to hit the ball over the fence, stretch extra-base hits and be a threat on the
basepaths. He also shows good instincts
in centerfield with a right-fielder’s arm.
There are some concerns about his ability to hit for average at the next
level, despite the fact that he hit .363 as a sophomore.
Jackie Bradley, Jr. - South
has a flair for the dramatic, coming up with big hits and/or key defensive gems
when most needed, efforts that were epitomized by him winning MVP honors at the
College World Series. A left-handed
hitter, he could excel at the top of a lineup with the ability to hit for
average, some power while showing a good eye at the plate.

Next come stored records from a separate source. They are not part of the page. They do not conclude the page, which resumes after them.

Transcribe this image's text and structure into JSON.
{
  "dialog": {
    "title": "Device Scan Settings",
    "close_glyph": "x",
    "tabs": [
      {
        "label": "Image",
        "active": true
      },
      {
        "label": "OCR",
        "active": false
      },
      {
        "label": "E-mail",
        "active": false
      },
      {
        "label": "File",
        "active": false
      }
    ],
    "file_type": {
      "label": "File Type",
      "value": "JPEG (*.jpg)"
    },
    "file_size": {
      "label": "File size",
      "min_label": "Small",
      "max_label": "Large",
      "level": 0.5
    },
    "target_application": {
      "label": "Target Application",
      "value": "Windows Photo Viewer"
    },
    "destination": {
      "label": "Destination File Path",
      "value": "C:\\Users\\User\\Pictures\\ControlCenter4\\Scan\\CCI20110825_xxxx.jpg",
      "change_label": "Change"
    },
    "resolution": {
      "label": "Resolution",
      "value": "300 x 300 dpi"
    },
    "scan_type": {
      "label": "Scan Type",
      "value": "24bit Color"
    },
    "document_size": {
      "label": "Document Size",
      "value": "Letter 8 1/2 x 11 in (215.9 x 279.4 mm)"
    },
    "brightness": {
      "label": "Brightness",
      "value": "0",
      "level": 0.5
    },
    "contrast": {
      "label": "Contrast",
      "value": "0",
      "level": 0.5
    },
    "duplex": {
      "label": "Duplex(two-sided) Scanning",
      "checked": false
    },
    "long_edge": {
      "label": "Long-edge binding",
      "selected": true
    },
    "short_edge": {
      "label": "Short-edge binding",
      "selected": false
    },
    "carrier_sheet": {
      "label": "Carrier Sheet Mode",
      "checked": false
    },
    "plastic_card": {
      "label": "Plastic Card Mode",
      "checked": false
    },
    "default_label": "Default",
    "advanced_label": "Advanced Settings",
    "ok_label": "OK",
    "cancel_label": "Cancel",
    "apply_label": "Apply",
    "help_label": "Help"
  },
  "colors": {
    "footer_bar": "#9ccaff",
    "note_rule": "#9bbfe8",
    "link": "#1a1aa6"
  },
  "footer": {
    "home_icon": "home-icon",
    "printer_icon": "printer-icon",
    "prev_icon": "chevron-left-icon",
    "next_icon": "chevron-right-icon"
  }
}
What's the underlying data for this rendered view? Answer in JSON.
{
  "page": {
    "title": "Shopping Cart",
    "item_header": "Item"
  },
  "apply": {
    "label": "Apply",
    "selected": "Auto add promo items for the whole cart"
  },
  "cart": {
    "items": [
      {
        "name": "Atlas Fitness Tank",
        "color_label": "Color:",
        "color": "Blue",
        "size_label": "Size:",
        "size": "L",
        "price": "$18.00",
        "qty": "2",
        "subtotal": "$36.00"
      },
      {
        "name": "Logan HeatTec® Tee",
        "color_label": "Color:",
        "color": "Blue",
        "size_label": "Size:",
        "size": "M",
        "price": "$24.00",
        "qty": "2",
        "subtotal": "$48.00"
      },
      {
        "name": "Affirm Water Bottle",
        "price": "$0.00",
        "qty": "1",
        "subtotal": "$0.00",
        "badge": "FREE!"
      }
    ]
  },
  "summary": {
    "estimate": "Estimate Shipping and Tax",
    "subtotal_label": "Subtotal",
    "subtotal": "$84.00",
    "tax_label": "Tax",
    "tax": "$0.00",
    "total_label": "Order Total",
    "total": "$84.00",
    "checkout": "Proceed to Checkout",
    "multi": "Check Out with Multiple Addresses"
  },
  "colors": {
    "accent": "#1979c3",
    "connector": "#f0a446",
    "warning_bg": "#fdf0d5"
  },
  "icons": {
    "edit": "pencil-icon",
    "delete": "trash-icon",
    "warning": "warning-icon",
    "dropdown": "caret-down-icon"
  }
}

He is also a potential Gold Glove candidate
in centerfield, with good speed, instincts and a strong throwing arm.
George Springer -
Springer has done upon beginning his college career, also starring for both
Team USA and on the Cape last summer, is hit.
He, like Cone, is a legitimate and exciting five-tool talent, although
more seemed convinced of Springer’s ability to hit at the next level, which is
why he is one of the players discussed for the top three to five overall
picks. He may fit best in right field
where his powerful bat and arm strength would profile perfectly.
Honorable Mention: Jason Coats, TCU; Mikie Mahtook, LSU; Nick
Martini, Kansas State
coaches may very well throw Hultzen ahead of the pitchers listed below at the
college level given his pedigree and level of success. He may not have the pure stuff as any of the
three players listed below, but he’s far from a soft-tosser, with the ability
to approach the mid-90s while settling in the 88-92 range with a solid overall
repertoire. He hit more during his
freshman year than he did during his sophomore year, and while his future
clearly is on the mound, his smooth lefty swing and overall approach are plenty
good to keep him here.
Honorable Mention: Will Lamb, Clemson; Tyler Pill, Cal State
Gerrit Cole - UCLA
many starting pitchers consistently throw 98?
Add Cole to the short list, with an incredible arm and the ability to
maintain that heat deep into game, sitting in the 94-97 range with a pretty
good slider as well. He has starred for
Team USA each of the last two summers, and went 11-4 a season ago for the
Bruins, serving as the team ace while leading UCLA to the finals in the College
World Series against eventual champion South Carolina.
Matt Purke - TCU
Head Coach Jim Schlossnagle didn’t want to put too much pressure on Purke
during his freshman year, so he started the season as the Horned Frogs’
Saturday starter. After spending a
little over a month he was bumped up to Friday, and cruised through the rest of
the year finishing the season with a perfect 16-0 record, including a 2-0
record in Omaha before TCU got knocked out of the College World Series. He’s draft eligible as a sophomore, and is
looking to pick up where he left off.
Taylor Jungmann - Texas
not a huge surprise that UCLA, TCU and Texas boast arguably the three best
pitching staffs in the nation. Jungmann
is the third of three Aflac All-Americans to get the nod as a starter on this
team, with three more among the honorable mentions as listed below. He enjoyed a solid sophomore year after a big
freshman campaign, although he has not pitched during the summer due to his
heavy spring workloads. He should be in
the mix for the top three to five overall picks come June with a 19-6 record in
two seasons with the Longhorns.
Honorable Mention: Sonny Gray, Vanderbilt; Matt Barnes,
Connecticut; Jed Bradley, Georgia Tech; Austin Wood, USC; Alex Meyer, Kentucky;
Jack Armstrong, Vanderbilt
Tony Zych - Lousville
may still see some time as a starter, and possibly a little time as an
infielder, making him a candidate for the utility spot on this team. His stuff is too nasty in short relief in a
closing role not to get the nod for this spot, with a fastball that can touch
97 and an intimidating mid-80s slider.
There is some Troy Percival-esque effort to his delivery, which also
points to a future out of the bullpen, and he could put up big numbers taking
the reins from his predecessor, Neil Holland.
Honorable Mention: Lex Rutledge, Samford
The thoughts and opinions
listed here do not necessarily reflect those of Perfect Game USA. Patrick
Ebert is affiliated with both Perfect Game USA and 5 Tool Talk, and can be
contacted via email at firstname.lastname@example.org.